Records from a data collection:
# # # #
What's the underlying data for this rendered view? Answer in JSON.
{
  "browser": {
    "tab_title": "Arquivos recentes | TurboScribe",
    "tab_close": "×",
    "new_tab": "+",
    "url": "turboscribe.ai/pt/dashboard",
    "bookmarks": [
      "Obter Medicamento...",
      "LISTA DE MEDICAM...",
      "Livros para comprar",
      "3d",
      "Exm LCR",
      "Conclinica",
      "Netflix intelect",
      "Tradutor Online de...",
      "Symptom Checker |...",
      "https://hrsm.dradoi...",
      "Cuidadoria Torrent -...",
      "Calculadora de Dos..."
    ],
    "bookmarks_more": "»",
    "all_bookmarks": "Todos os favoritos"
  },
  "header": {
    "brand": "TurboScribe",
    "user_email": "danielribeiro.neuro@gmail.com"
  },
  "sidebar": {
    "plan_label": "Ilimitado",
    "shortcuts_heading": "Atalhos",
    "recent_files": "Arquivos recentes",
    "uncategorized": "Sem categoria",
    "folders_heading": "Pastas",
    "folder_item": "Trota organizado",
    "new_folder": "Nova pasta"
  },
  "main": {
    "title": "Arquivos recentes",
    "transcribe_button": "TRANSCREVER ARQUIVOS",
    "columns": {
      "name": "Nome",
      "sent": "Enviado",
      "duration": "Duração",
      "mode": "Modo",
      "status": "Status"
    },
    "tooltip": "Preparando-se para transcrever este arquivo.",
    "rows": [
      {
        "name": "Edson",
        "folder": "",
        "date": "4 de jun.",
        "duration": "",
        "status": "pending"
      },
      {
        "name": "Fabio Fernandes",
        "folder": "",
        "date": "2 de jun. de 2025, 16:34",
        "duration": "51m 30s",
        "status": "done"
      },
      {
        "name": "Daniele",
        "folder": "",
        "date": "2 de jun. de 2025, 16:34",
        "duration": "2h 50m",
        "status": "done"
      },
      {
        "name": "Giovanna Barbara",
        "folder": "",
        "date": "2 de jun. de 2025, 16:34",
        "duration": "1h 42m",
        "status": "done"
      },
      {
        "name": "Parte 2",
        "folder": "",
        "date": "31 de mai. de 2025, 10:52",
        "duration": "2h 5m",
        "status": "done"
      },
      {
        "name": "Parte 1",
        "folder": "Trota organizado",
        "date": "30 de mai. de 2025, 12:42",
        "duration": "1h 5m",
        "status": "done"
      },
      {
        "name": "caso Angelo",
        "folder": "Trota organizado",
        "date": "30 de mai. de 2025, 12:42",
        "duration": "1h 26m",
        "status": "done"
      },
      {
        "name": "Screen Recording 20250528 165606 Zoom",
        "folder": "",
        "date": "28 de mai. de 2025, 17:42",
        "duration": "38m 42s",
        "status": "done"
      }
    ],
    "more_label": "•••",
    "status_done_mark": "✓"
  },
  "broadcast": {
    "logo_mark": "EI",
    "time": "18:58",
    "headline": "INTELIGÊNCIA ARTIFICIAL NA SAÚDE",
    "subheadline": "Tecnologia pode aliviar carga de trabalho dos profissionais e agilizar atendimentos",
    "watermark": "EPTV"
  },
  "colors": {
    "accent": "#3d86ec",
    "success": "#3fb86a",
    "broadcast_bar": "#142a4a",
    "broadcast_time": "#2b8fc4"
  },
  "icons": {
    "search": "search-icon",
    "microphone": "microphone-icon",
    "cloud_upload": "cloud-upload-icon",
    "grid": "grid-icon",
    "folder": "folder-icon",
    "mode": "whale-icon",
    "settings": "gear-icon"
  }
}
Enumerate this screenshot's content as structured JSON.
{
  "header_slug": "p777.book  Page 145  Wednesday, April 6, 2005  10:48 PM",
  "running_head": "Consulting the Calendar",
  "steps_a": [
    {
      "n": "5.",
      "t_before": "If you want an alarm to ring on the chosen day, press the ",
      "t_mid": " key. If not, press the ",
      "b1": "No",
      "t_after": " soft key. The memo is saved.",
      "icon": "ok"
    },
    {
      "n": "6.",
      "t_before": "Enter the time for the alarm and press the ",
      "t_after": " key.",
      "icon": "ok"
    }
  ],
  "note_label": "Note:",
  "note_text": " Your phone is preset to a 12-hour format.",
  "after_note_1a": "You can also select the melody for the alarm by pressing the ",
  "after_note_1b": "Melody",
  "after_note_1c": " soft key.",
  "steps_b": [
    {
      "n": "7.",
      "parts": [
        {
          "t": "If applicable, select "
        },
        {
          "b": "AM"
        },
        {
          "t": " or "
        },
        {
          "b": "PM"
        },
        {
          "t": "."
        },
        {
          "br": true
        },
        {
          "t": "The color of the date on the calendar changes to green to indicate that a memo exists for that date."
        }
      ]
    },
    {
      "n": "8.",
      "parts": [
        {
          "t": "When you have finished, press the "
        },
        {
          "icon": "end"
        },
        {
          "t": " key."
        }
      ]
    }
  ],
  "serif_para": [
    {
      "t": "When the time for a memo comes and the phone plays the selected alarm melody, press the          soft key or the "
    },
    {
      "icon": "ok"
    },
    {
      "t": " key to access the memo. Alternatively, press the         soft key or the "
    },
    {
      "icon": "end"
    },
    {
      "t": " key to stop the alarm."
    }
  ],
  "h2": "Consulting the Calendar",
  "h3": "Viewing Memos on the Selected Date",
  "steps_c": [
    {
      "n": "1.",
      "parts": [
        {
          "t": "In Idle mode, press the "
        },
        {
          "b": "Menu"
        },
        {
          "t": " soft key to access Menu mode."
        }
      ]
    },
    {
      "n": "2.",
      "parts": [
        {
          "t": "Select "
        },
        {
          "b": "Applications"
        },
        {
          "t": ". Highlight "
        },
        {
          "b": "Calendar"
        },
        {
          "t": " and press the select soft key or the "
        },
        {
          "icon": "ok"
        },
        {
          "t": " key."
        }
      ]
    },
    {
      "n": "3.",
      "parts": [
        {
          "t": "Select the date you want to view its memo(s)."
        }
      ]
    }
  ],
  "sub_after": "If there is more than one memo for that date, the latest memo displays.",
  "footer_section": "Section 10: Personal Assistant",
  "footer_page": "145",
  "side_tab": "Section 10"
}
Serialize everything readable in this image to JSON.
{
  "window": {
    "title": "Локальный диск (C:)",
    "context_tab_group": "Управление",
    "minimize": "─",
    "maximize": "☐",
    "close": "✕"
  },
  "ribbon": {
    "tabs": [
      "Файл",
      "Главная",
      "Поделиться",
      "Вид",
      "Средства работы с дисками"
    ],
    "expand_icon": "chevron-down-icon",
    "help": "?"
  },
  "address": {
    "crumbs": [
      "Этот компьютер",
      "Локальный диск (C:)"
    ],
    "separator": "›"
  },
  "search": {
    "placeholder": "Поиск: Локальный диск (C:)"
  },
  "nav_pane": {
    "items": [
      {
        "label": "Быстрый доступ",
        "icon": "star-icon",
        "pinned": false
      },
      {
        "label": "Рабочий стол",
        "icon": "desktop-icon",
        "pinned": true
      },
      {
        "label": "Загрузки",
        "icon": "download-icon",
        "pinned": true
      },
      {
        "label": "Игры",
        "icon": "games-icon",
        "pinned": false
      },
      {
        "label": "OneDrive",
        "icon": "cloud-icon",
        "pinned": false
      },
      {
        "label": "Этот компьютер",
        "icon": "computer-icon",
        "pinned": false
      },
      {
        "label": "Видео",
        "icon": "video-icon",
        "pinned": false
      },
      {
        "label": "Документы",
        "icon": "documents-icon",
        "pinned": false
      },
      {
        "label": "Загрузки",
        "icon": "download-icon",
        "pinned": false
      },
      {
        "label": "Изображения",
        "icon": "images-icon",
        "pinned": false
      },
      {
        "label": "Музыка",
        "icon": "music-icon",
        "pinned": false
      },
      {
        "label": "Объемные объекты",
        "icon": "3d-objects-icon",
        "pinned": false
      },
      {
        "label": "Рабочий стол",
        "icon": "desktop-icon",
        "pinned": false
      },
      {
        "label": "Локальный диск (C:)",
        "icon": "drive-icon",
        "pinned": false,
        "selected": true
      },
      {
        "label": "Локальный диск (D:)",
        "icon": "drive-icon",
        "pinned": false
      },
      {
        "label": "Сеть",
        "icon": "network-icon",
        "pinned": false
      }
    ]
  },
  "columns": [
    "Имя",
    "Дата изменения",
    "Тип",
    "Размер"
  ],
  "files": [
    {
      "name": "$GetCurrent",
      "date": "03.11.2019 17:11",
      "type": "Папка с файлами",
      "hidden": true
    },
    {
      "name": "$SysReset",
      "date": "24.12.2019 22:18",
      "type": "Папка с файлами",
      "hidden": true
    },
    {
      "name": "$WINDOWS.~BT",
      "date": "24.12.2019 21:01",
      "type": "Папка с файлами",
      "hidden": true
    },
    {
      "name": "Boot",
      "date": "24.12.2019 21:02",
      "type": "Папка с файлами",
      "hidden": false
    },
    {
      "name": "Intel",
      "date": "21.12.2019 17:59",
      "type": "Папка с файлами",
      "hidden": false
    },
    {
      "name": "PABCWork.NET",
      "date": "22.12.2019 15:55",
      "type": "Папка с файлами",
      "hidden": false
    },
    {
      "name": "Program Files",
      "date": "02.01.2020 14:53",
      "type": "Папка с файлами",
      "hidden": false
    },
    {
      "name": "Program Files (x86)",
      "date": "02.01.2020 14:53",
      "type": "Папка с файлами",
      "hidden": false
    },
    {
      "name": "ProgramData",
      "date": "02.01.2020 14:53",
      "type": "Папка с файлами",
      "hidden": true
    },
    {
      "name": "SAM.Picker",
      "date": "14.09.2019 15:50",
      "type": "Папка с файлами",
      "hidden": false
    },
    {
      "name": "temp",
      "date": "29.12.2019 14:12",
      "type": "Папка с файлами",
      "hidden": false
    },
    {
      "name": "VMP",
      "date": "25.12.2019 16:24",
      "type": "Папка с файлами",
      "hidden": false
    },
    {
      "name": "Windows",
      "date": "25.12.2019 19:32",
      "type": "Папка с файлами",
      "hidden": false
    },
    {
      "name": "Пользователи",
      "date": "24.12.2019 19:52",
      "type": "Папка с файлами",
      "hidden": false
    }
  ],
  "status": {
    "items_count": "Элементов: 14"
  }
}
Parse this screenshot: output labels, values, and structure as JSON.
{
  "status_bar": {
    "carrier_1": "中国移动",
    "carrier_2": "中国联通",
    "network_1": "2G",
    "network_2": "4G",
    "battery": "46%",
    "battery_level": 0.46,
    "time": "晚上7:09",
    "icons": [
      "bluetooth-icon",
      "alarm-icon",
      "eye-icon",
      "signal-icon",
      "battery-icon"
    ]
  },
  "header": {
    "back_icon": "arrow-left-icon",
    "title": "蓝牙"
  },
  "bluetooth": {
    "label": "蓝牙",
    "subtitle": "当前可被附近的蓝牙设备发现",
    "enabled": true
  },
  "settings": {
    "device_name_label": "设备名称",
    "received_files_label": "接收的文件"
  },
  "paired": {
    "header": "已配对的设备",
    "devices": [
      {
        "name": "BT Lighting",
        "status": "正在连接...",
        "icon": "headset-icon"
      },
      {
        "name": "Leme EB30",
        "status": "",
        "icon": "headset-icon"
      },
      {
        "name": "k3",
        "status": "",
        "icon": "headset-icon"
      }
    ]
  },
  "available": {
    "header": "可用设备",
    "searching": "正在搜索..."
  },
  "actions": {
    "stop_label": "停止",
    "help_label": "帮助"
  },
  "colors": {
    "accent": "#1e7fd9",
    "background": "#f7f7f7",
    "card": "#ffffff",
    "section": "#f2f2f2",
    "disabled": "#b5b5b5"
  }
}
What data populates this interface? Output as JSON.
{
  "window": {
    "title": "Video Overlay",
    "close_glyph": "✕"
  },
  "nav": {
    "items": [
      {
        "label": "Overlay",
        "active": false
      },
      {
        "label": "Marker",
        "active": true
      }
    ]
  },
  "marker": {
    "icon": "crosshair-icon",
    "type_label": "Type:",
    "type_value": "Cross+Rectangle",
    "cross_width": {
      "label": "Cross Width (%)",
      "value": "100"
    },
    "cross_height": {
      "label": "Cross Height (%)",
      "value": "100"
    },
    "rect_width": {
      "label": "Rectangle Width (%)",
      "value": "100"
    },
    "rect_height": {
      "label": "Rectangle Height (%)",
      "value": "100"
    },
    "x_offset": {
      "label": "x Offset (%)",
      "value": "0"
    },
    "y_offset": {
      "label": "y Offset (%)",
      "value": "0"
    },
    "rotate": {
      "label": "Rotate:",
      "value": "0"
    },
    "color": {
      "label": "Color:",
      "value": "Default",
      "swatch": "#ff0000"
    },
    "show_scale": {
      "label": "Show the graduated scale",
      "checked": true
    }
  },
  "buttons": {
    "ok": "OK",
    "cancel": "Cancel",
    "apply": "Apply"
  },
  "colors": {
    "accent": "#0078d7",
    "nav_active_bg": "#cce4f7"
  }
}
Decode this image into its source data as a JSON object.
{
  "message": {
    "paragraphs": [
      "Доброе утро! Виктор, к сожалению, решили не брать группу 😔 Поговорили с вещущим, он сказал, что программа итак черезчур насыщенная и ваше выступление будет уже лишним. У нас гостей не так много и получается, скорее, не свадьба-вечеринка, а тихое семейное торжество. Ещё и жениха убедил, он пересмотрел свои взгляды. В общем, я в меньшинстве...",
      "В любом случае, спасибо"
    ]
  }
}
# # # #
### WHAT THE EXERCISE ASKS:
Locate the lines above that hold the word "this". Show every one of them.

### RESPONSE TO THE EXERCISE:
What's the underlying data for this rendered view? Answer in JSON.
Enumerate this screenshot's content as structured JSON.
Serialize everything readable in this image to JSON.
Parse this screenshot: output labels, values, and structure as JSON.
What data populates this interface? Output as JSON.
Decode this image into its source data as a JSON object.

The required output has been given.